Release date: October 10, 2018 | Spinefarm | Facebook | Twitter | Instagram | Official site
I love Chthonic. They are one of my favorite folk metal bands ever. Their use of Taiwanese heritage, folklore, religion, and history has always given them an edge over their contemporaries, as they weave tall tales of their region into pummeling, huge metal benchmarks, by which I measure other bands. Their use of orchestral music and prominent traditional Chinese stringed instrument, the erhu, gives the band a leg up as well. I’ve waited five years for a proper studio album continuation since their absolutely stellar album, Bù-Tik. After listening to Battlefields of Asura multiple times, I can say that as a fan, I like it a lot, but I still wish the quintet had given me more to gush over.
Don’t get me wrong, for as much as I love a given band, I always do my best to keep a level head and approach any and all material with an open mind, as unbiased as humanly possible. But you can’t win them all. I think I expected more after learning the album’s concept, which has to do with the perilous journeys of deities throughout Taiwan. Around a half of this album left me nearly speechless from heavenward quality, but the rest didn’t give me a whole lot to say about it. Let’s get into it.
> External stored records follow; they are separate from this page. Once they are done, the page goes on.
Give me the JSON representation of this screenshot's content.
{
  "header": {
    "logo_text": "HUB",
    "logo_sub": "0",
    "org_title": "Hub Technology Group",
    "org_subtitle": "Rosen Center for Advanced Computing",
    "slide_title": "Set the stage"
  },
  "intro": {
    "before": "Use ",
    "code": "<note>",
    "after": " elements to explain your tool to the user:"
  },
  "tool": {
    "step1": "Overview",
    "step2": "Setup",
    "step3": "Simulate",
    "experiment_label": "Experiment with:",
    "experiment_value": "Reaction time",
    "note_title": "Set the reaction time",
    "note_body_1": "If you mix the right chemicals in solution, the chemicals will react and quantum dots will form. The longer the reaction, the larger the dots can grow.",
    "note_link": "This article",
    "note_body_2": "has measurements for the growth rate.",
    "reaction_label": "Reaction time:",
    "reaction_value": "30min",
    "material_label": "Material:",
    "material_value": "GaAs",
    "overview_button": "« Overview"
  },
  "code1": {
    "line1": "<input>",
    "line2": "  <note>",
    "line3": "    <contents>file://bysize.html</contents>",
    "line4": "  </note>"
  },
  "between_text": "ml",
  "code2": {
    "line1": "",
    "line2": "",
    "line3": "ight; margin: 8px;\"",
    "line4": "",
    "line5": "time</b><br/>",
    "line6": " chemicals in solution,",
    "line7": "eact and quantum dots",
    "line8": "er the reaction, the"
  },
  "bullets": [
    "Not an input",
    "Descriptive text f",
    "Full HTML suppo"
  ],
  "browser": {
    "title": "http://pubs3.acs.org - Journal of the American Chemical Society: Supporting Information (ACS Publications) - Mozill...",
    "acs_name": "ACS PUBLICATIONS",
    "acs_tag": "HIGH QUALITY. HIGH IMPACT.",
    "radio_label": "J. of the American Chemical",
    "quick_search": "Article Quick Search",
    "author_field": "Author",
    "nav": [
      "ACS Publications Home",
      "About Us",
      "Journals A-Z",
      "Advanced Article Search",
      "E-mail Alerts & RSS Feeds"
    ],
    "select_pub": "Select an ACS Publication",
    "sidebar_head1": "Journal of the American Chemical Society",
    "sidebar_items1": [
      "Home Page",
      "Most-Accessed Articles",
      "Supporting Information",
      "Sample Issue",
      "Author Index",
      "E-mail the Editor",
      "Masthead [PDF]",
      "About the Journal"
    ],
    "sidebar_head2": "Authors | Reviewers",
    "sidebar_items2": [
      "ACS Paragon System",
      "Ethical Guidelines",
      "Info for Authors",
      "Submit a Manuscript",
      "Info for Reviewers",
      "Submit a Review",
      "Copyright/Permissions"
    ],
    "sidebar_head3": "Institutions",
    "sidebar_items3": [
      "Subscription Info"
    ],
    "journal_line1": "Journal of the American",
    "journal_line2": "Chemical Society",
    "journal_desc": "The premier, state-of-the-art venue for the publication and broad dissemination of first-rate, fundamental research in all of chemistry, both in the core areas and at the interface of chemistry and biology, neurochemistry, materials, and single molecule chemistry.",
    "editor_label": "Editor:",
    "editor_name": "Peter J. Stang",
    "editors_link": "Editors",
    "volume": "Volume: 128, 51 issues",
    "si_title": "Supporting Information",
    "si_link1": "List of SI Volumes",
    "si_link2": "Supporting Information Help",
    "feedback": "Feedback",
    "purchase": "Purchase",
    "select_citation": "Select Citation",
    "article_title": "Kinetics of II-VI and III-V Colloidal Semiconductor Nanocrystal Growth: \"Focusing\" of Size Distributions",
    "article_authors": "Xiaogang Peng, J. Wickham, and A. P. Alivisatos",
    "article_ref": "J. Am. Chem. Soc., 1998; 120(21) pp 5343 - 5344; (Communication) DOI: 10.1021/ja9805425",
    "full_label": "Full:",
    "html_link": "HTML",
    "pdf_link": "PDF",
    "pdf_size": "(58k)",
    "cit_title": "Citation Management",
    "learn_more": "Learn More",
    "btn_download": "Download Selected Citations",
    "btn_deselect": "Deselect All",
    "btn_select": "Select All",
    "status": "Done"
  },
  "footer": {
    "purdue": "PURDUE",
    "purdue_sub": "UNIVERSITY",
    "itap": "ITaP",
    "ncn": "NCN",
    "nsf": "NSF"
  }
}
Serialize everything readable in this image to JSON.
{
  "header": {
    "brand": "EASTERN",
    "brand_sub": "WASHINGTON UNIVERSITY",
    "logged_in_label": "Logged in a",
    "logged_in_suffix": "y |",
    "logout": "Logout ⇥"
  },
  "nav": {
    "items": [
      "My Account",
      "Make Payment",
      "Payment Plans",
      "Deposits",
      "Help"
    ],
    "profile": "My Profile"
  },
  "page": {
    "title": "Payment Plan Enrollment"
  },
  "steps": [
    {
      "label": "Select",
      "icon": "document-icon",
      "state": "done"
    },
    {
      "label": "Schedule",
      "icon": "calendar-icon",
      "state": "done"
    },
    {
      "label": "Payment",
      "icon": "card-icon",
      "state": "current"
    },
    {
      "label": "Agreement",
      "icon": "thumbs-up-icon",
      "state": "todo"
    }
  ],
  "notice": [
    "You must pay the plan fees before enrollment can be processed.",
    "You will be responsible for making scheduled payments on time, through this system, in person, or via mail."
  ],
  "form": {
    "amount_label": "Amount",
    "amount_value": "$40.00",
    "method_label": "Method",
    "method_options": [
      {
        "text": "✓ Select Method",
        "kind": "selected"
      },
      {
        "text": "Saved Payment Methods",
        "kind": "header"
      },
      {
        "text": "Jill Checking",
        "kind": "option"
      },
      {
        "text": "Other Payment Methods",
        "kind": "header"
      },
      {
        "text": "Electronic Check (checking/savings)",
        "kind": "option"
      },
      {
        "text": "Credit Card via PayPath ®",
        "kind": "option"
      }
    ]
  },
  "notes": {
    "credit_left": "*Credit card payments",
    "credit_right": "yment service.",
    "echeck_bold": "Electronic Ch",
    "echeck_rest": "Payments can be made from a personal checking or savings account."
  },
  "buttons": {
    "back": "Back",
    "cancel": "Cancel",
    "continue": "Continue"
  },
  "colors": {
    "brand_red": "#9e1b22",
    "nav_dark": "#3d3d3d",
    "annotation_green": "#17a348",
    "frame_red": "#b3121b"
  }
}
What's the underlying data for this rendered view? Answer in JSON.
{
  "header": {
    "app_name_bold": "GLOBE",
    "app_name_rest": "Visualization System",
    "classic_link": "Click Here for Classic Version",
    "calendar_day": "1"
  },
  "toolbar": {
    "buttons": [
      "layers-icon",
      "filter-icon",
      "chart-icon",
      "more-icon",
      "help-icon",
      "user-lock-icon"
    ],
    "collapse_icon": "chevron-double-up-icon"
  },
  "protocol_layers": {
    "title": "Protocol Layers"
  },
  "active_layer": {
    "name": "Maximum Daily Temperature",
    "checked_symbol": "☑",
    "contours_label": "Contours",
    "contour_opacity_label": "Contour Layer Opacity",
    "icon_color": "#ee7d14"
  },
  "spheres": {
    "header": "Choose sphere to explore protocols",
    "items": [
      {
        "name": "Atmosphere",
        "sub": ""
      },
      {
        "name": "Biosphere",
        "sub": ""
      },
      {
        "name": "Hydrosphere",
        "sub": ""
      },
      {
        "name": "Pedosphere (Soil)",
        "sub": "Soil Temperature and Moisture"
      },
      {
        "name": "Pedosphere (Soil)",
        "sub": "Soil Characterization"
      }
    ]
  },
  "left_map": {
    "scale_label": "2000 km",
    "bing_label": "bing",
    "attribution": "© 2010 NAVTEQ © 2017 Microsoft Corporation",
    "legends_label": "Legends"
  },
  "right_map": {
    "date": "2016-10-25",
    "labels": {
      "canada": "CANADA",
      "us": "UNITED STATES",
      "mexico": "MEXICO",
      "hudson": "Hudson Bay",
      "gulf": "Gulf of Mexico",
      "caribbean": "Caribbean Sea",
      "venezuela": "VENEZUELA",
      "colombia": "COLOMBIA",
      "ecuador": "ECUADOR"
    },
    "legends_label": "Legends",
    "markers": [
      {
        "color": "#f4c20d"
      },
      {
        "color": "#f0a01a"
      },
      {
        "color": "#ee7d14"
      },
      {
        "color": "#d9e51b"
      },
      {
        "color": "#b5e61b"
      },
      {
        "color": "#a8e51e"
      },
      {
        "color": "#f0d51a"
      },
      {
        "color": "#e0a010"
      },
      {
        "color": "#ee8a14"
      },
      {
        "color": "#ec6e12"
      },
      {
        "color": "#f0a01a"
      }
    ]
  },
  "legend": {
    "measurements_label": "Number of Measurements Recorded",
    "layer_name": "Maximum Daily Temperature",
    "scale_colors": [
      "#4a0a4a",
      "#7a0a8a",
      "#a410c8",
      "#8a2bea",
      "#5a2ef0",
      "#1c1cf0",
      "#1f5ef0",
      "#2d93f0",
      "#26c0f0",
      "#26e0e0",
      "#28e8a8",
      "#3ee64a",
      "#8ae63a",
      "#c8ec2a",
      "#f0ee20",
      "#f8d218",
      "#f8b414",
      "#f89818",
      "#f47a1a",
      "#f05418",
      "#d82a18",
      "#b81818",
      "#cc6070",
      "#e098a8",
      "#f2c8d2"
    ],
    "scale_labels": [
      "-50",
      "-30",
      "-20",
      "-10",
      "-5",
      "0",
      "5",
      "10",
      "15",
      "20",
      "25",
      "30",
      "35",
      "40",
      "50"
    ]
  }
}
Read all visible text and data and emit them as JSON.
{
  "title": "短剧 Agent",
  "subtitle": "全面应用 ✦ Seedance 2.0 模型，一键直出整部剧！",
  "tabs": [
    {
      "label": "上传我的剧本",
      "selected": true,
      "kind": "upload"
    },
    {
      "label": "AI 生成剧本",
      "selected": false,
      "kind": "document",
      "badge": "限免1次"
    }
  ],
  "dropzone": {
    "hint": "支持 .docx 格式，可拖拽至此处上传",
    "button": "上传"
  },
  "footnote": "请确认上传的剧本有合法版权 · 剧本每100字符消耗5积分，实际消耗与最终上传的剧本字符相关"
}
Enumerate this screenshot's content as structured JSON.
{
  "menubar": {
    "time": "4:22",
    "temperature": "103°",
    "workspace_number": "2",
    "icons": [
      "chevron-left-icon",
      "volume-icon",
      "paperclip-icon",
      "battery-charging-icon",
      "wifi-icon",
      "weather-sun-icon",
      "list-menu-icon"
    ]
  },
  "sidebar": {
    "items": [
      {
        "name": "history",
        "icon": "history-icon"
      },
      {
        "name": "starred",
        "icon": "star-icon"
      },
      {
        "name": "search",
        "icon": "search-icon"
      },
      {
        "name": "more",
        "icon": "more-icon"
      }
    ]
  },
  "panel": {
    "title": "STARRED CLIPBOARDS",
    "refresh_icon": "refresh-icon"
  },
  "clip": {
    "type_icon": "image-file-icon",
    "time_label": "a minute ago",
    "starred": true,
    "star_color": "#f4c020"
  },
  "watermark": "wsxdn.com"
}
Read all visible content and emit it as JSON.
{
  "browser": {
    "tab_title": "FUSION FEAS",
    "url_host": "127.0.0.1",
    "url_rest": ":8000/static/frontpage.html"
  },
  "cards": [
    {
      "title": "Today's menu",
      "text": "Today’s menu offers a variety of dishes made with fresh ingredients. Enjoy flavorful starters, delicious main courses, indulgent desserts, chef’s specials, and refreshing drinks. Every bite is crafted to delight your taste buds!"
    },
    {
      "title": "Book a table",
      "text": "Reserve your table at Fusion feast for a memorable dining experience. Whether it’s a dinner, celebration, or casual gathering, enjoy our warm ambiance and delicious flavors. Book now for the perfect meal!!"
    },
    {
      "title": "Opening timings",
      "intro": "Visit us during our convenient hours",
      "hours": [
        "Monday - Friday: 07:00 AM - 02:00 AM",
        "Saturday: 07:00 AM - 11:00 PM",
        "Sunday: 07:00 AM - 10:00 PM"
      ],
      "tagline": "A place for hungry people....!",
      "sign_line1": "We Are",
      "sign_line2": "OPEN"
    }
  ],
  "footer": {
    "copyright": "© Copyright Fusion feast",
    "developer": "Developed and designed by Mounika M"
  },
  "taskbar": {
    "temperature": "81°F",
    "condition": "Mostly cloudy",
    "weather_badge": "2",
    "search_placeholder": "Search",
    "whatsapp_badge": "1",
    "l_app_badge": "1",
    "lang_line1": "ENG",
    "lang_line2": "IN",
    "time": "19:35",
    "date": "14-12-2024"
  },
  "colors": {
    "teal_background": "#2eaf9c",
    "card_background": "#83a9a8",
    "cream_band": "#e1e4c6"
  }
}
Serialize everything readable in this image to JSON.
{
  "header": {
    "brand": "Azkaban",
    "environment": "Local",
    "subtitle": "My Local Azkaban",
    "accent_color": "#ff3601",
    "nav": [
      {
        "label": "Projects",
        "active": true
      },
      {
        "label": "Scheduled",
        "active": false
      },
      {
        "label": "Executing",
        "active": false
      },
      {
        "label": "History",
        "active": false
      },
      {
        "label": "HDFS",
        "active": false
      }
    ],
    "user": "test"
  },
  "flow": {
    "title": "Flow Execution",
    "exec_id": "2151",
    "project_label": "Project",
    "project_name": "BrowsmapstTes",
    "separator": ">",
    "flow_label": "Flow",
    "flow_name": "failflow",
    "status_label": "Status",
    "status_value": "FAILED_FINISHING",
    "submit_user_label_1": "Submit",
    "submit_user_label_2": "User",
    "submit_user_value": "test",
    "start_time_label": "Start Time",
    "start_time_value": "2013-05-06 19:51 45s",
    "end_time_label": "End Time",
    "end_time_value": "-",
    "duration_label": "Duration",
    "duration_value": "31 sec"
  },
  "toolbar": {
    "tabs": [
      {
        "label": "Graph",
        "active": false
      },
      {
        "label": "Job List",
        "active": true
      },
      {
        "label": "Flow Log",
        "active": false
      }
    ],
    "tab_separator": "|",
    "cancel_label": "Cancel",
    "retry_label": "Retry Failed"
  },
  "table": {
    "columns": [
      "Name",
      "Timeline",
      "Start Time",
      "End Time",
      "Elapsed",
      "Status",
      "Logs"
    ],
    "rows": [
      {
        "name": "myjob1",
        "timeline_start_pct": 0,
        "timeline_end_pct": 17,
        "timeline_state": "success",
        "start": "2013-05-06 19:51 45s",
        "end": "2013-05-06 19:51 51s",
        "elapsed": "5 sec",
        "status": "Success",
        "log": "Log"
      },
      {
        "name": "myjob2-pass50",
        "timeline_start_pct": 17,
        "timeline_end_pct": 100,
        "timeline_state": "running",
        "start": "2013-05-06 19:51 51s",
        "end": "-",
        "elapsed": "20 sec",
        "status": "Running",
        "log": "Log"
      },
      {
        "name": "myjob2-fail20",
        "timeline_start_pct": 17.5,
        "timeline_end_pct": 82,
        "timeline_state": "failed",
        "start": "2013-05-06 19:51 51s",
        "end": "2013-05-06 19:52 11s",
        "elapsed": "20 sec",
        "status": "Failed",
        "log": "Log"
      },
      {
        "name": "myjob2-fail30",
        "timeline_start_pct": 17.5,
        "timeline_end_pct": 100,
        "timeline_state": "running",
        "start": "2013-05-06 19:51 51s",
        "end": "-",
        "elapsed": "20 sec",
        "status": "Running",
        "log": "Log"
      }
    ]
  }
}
Much like the climax of an epic battle, this album’s back half seems to house much of its rigor. The prettiest, most impressive moments are here, like “One Thousand Eyes”, which has chanted vocals and folk accouterments that give it a sound that belongs in a big budget fantasy movie trailer. Even a seemingly simple interlude like “Masked Faith” has a bluesy guitar line bookending a grand, stately percussive section and is worthy of an attentive listen. Same with the intro track, too.
For as powerful as Chthonic can be, it’s a bit surprising we didn’t see more songs like “Carved in Bloodstone” which is basically what would happen if Turisas was from Taiwan. The track’s assembly of huge choirs, soaring melodies, orchestral elements, and heavy guitars, all remind me of The Varangian Way, but it’s kept Chthonic as hell with Freddy Lim’s vocals and folk elements. It’s a very short-lived moment in the album – this track being the shortest non-instrumental or interlude in the tracklist – and I wish I had more of it. The single, “Millennia’s Faith Undone”, is a powerhouse of vocal ferocity and shining synths that combines the best of what the band has been and could be if they pushed themselves more like they did here. And that Denise Ho (HOCC) feature? Chilling.
To go back to the first half of the record, this is where Chthonic call back to their darker past, crafting material more in line with their earlier blackened records, like Seediq Bale and Mirror of Retribution, but with way less of the extravagant fun. Those albums had a cheap charm to them, with tinny keyboard and arrangements that would make a sweet addition to an older Castlevania game. Here, we get “The Silent One’s Torch”, which has a pretty straightforward approach to their more modern symphonic metal sound, with some of the stronger folk elements on the album.
I struggle to think of much that’s memorable about “Flames Upon the Weeping Wind” and “A Crimson Sky’s Command”. Even the heaviness of those two tracks isn’t particularly compelling, since it doesn’t utilize Lim’s voice for standout moments like in “Supreme Pain for the Tyrant” or “Rage of My Sword” from Bù-Tik. These songs feel like lost opportunities, or just Chthonic playing out the clock to get to an album’s worth of songs. It’s a little disappointing.
Chthonic scaled up while not necessarily scaling out, and there is a difference. While the band retains their strengths, their latest additions and experiments only gave them an edge in range and doesn’t expand their sound much. Still, Battlefields of Asura is a worthy addition to the band’s catalog for fans, falling more in line with their mid-career material in terms of enjoyment and, occasionally, sound. There’s a lot to like here, but I hope they will further revamp their sound next time.